First-generation immigrants find acceptance

The Oracle

Written by Ariel Pan

Published in the November 6th, 2015 issue

At Gunn, students are able to experience one period of another culture before walking back out into a culture they are familiar with. Even for those who travel to different countries, the temporary stay doesn’t affect them. However, first-generation immigrants are not able to walk back out of a classroom into their own culture.
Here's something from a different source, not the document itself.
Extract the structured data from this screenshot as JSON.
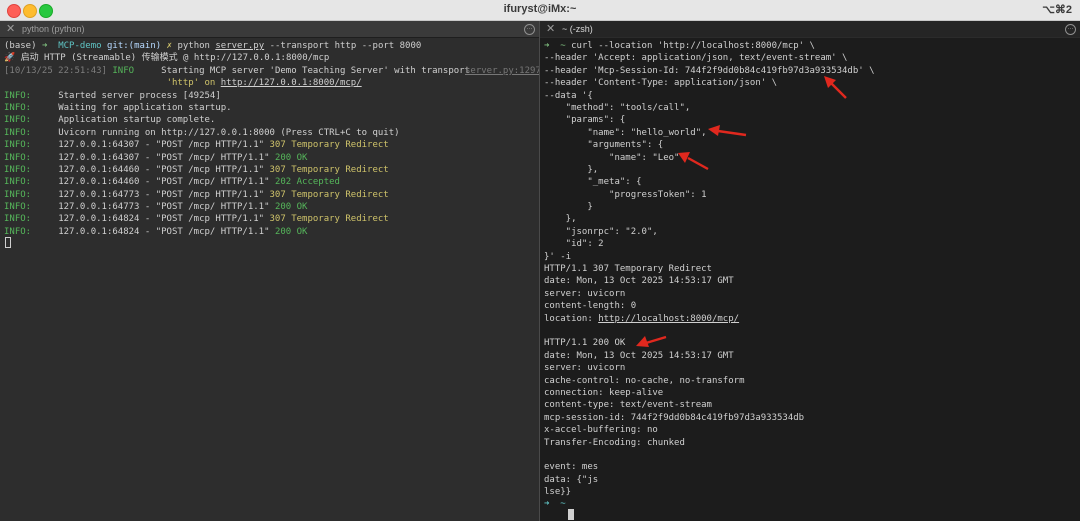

Instead, they are immersed in a different culture and must work to be accepted into the community.

Sophomore Zuxin Li, who moved from China just a year ago, found that whether or not she felt accepted at school depended heavily on her knowledge of English. “Sometimes if the teacher put us into separate groups I couldn’t even communicate with my classmates,” she said. “I felt sad about it but now I am able to communicate with them so I don’t feel as separated now.”
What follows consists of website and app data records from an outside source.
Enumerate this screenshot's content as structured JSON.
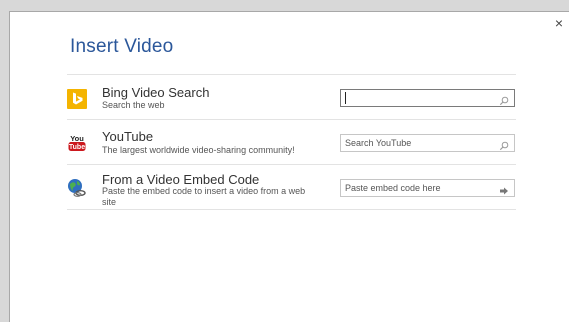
{
  "dialog": {
    "title": "Insert Video",
    "close_glyph": "×"
  },
  "sources": [
    {
      "icon": "bing-icon",
      "name": "Bing Video Search",
      "description": "Search the web",
      "field_value": "",
      "field_placeholder": "",
      "action_icon": "search-icon"
    },
    {
      "icon": "youtube-icon",
      "name": "YouTube",
      "description": "The largest worldwide video-sharing community!",
      "field_value": "",
      "field_placeholder": "Search YouTube",
      "action_icon": "search-icon"
    },
    {
      "icon": "globe-link-icon",
      "name": "From a Video Embed Code",
      "description": "Paste the embed code to insert a video from a web site",
      "field_value": "",
      "field_placeholder": "Paste embed code here",
      "action_icon": "arrow-right-icon"
    }
  ],
  "colors": {
    "title": "#2b579a",
    "bing": "#f4b400",
    "youtube": "#cc181e"
  }
}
Freshman Aika Tanaka who moved from Japan last year had a similar experience outside of school. “Learning English was my biggest challenge when I first came because I didn’t know any English,” she said. “Sometimes in supermarkets, people didn’t know what I was talking about.”

English Language Learner (ELL) students only take their English and history classes with other ELL students; they take all their other classes with regular students. Learning the material is difficult because they have to relearn terms in English. Asking other students about terms they don’t know is sometimes embarrassing since non-ELL students will have already learned the terms. “When I just moved here, I was really shy

about asking people something about words I didn’t know,” Li said. After interacting more with her peers, Li says she now feels more comfortable asking questions.

ELL teacher and coordinator Kerstin Helbing says that while Gunn is generally welcoming towards immigrants, specific individuals will tell different stories. She believes Gunn can become even more ac- cepting by putting more effort into inviting and understanding foreign students. “Every English learner has to do double work,” she said. “If we can respect that and see that as something fantastic, then I think we help them again.”

This doesn’t mean students should make grand gestures to incorporate foreign students; subtle acts usually works best. “If someone does something special for you and you’re different than everyone else, then it would feel weird,” Li said. “Just be normal and give us time to get used to it.”

Becoming part of a culture is not a practiced formula. It depends on the person and their circumstances, and it is not clearcut when one finds out they have accepted another culture and it has accepted them. “I thought it was very interesting because I did not know when that was, when I started feeling, ‘Yes, I’m home,’” Helbing said. “I cannot put a mark on it, but it happened. I do feel home.”